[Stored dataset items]
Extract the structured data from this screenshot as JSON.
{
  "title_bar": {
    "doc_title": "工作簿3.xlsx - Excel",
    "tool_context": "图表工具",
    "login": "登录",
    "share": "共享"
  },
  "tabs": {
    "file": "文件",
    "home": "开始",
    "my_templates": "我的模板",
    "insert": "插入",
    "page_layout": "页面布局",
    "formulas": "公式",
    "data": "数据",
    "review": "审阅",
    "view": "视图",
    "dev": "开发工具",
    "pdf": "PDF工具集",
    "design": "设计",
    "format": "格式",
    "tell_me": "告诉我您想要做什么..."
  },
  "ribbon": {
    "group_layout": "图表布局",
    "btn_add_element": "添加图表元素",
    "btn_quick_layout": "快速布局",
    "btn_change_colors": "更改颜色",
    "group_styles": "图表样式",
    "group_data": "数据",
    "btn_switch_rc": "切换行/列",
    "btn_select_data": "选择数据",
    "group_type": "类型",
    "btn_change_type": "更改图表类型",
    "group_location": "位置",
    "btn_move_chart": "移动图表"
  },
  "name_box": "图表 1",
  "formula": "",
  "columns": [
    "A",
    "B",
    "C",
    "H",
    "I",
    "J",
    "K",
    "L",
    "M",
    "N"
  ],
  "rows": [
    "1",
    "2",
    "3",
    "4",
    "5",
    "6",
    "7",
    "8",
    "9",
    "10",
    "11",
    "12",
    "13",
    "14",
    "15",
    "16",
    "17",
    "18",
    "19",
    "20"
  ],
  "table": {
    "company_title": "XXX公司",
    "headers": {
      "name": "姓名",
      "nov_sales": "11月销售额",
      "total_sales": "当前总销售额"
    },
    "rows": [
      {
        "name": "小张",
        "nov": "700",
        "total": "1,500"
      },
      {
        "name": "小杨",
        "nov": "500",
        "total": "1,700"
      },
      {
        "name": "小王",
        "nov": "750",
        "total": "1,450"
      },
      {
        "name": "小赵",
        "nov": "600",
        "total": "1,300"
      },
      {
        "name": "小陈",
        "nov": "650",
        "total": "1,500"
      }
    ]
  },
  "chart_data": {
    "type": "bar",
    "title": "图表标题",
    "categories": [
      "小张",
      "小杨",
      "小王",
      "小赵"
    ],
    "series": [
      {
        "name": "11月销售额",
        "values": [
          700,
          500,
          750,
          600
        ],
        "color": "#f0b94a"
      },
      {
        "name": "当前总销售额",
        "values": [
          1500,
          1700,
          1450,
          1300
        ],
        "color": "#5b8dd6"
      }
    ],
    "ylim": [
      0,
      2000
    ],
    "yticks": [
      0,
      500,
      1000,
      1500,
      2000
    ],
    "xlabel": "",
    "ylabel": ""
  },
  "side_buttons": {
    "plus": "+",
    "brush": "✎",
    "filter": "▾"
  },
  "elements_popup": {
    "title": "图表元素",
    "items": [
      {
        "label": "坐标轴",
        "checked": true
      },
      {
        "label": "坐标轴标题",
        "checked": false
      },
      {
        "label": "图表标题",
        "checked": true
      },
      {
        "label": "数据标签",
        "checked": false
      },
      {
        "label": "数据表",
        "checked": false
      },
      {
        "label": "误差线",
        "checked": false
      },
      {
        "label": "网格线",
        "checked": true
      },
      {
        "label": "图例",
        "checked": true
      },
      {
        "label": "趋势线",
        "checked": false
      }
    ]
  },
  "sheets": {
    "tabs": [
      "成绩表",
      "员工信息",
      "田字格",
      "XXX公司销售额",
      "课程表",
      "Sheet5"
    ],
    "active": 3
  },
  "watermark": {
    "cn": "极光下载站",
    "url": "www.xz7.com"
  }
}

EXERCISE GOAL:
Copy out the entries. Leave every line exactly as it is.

FINISHED TASK:
Extract the structured data from this screenshot as JSON.
{
  "title_bar": {
    "doc_title": "工作簿3.xlsx - Excel",
    "tool_context": "图表工具",
    "login": "登录",
    "share": "共享"
  },
  "tabs": {
    "file": "文件",
    "home": "开始",
    "my_templates": "我的模板",
    "insert": "插入",
    "page_layout": "页面布局",
    "formulas": "公式",
    "data": "数据",
    "review": "审阅",
    "view": "视图",
    "dev": "开发工具",
    "pdf": "PDF工具集",
    "design": "设计",
    "format": "格式",
    "tell_me": "告诉我您想要做什么..."
  },
  "ribbon": {
    "group_layout": "图表布局",
    "btn_add_element": "添加图表元素",
    "btn_quick_layout": "快速布局",
    "btn_change_colors": "更改颜色",
    "group_styles": "图表样式",
    "group_data": "数据",
    "btn_switch_rc": "切换行/列",
    "btn_select_data": "选择数据",
    "group_type": "类型",
    "btn_change_type": "更改图表类型",
    "group_location": "位置",
    "btn_move_chart": "移动图表"
  },
  "name_box": "图表 1",
  "formula": "",
  "columns": [
    "A",
    "B",
    "C",
    "H",
    "I",
    "J",
    "K",
    "L",
    "M",
    "N"
  ],
  "rows": [
    "1",
    "2",
    "3",
    "4",
    "5",
    "6",
    "7",
    "8",
    "9",
    "10",
    "11",
    "12",
    "13",
    "14",
    "15",
    "16",
    "17",
    "18",
    "19",
    "20"
  ],
  "table": {
    "company_title": "XXX公司",
    "headers": {
      "name": "姓名",
      "nov_sales": "11月销售额",
      "total_sales": "当前总销售额"
    },
    "rows": [
      {
        "name": "小张",
        "nov": "700",
        "total": "1,500"
      },
      {
        "name": "小杨",
        "nov": "500",
        "total": "1,700"
      },
      {
        "name": "小王",
        "nov": "750",
        "total": "1,450"
      },
      {
        "name": "小赵",
        "nov": "600",
        "total": "1,300"
      },
      {
        "name": "小陈",
        "nov": "650",
        "total": "1,500"
      }
    ]
  },
  "chart_data": {
    "type": "bar",
    "title": "图表标题",
    "categories": [
      "小张",
      "小杨",
      "小王",
      "小赵"
    ],
    "series": [
      {
        "name": "11月销售额",
        "values": [
          700,
          500,
          750,
          600
        ],
        "color": "#f0b94a"
      },
      {
        "name": "当前总销售额",
        "values": [
          1500,
          1700,
          1450,
          1300
        ],
        "color": "#5b8dd6"
      }
    ],
    "ylim": [
      0,
      2000
    ],
    "yticks": [
      0,
      500,
      1000,
      1500,
      2000
    ],
    "xlabel": "",
    "ylabel": ""
  },
  "side_buttons": {
    "plus": "+",
    "brush": "✎",
    "filter": "▾"
  },
  "elements_popup": {
    "title": "图表元素",
    "items": [
      {
        "label": "坐标轴",
        "checked": true
      },
      {
        "label": "坐标轴标题",
        "checked": false
      },
      {
        "label": "图表标题",
        "checked": true
      },
      {
        "label": "数据标签",
        "checked": false
      },
      {
        "label": "数据表",
        "checked": false
      },
      {
        "label": "误差线",
        "checked": false
      },
      {
        "label": "网格线",
        "checked": true
      },
      {
        "label": "图例",
        "checked": true
      },
      {
        "label": "趋势线",
        "checked": false
      }
    ]
  },
  "sheets": {
    "tabs": [
      "成绩表",
      "员工信息",
      "田字格",
      "XXX公司销售额",
      "课程表",
      "Sheet5"
    ],
    "active": 3
  },
  "watermark": {
    "cn": "极光下载站",
    "url": "www.xz7.com"
  }
}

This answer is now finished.